It is no secret wearing high heels can increase risk for foot and leg injuries. But exactly when and where do these injuries occur? A new study published in The Journal of Foot & Ankle Surgery might have the answer.

Researchers from the University of Alabama at Birmingham (UAB) collected data from the Consumer Product Safety Commission’s National Electric Injury Surveillance System and found a total of 3,294 injuries were treated in U.S.-based emergency rooms between the years 2002 and 2012. The injuries represented an estimated 123,355 high heel-related injuries, in which the overall rate of injuries was 7.32 per 100,000 females. The injury rate, as researchers found, was greatest for females in their 20s (18.38) and 30s (11.07).

Overall, the results showed injuries from wearing high heels nearly doubled over the decade; in 2011 alone, there were a reported 19,000 injuries. Eight percent of the injuries occurred as “sprains and strains to the foot and ankle,” while less than 20 percent occurred as “knee, trunk, shoulder or head and neck” injuries.

Interestingly, the New York Daily News cited that researchers found most of these injuries occurred at home versus at work or during a night out with friends.

"Although high-heeled shoes might be stylish, from a health standpoint, it would be worthwhile for those interested in wearing high-heeled shoes to understand the risks and the potential harm that precarious activities in high-heeled shoes can cause," explained Dr. Gerald McGwin, vice chair and professor of the Department of Epidemiology in the UAB School of Public Health.

An earlier survey from The College of Podiatry showed women’s feet hurt after one hour and six minutes of wearing high heels — something 40 percent of respondents said they would suffer through “for fashion.”

But beyond pinched toes and blisters, McGwin and his team cite walking in high heels can significantly reduce ankle muscle movement, which could lead to a restricted range of foot motion. High heel shoes are also often associated with “musculoskeletal issues and lower extremity discomfort.”

According to the Cleveland Clinic, musculoskeletal pain affects everything from bones and muscles to tendons and nerves. The pain can be acute or chronic, and affect one or several parts of the body.

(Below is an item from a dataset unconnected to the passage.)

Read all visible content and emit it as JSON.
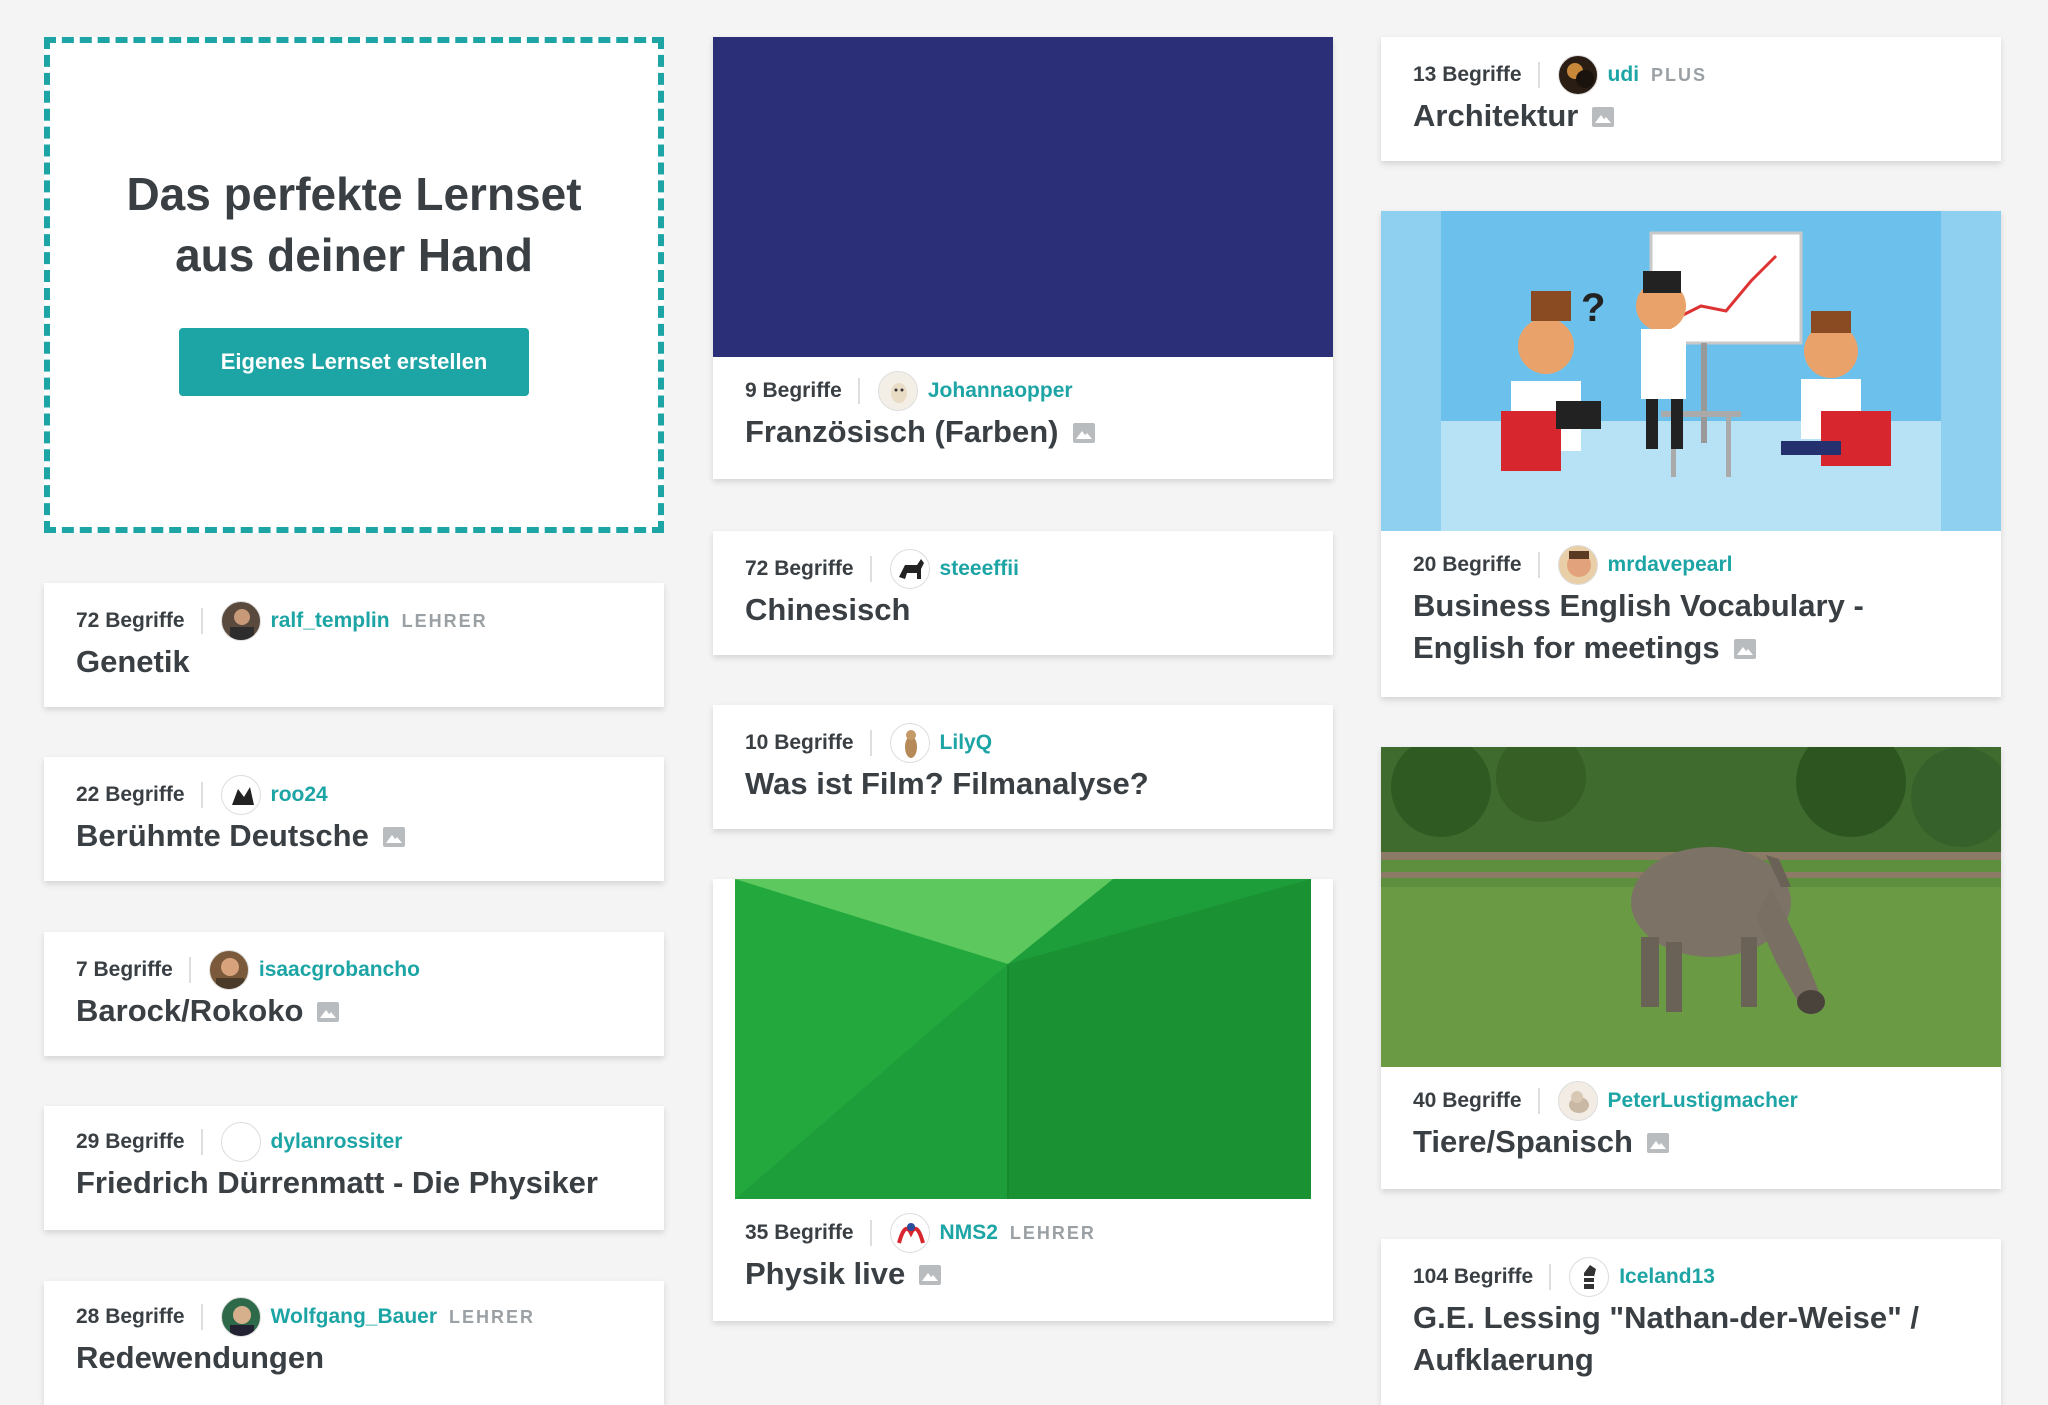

Women may want to be more mindful of the types of occasions and events they wear high heels to. That half of the collected injuries occurred at home “supports the idea of wearing the right footwear for the right occasion and setting," he said. Women considering how often, and for how long, they wear high heels can make all the difference.

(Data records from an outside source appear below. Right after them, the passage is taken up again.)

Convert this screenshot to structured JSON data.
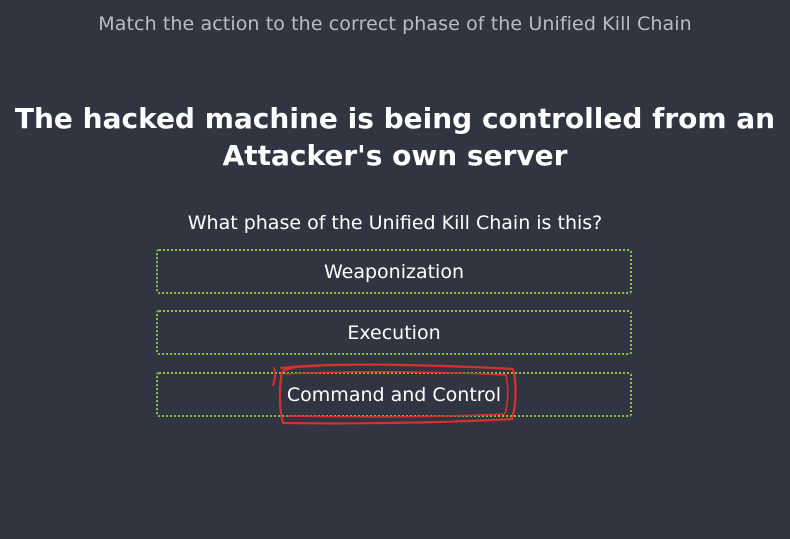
{
  "quiz": {
    "instruction": "Match the action to the correct phase of the Unified Kill Chain",
    "statement": "The hacked machine is being controlled from an Attacker's own server",
    "question": "What phase of the Unified Kill Chain is this?",
    "options": [
      {
        "label": "Weaponization"
      },
      {
        "label": "Execution"
      },
      {
        "label": "Command and Control"
      }
    ]
  },
  "colors": {
    "background": "#313542",
    "option_border": "#8bc43f",
    "annotation_stroke": "#d6312d"
  }
}
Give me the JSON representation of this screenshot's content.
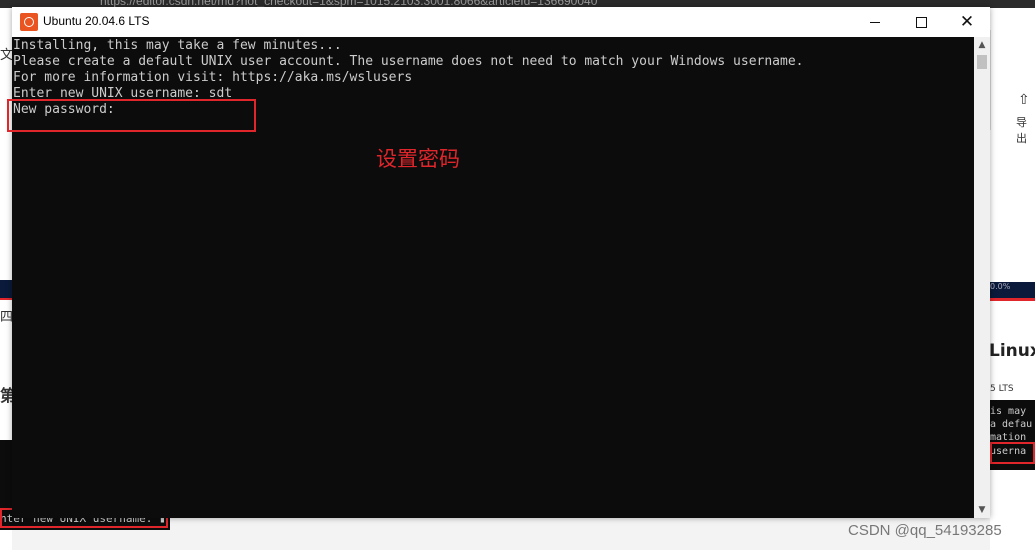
{
  "background": {
    "url_text": "https://editor.csdn.net/md?not_checkout=1&spm=1015.2103.3001.8066&articleId=136690040",
    "export_label": "导出",
    "left_partial_chars": [
      "文",
      "四",
      "第"
    ],
    "left_terminal_line": "nter new UNIX username: ▮",
    "right_heading": "Linux",
    "right_title": "5 LTS",
    "right_progress": "0.0%",
    "right_terminal_lines": [
      "is may",
      "a defau",
      "mation",
      "userna"
    ],
    "watermark": "CSDN @qq_54193285"
  },
  "window": {
    "title": "Ubuntu 20.04.6 LTS",
    "icon": "ubuntu-icon",
    "controls": {
      "minimize": "minimize-icon",
      "maximize": "maximize-icon",
      "close": "✕"
    }
  },
  "terminal": {
    "lines": [
      "Installing, this may take a few minutes...",
      "Please create a default UNIX user account. The username does not need to match your Windows username.",
      "For more information visit: https://aka.ms/wslusers",
      "Enter new UNIX username: sdt",
      "New password:"
    ]
  },
  "annotation": {
    "text": "设置密码",
    "color": "#e0262b"
  },
  "colors": {
    "console_bg": "#0c0c0c",
    "console_fg": "#cccccc",
    "accent_red": "#e0262b",
    "ubuntu_orange": "#e95420"
  }
}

Source: Moore Xavier J, et al. Epidemiology of High-Heel Shoe Injuries in U.S. Women: 2002 to 2012. The Journal of Foot & Ankle Surgery. 2015.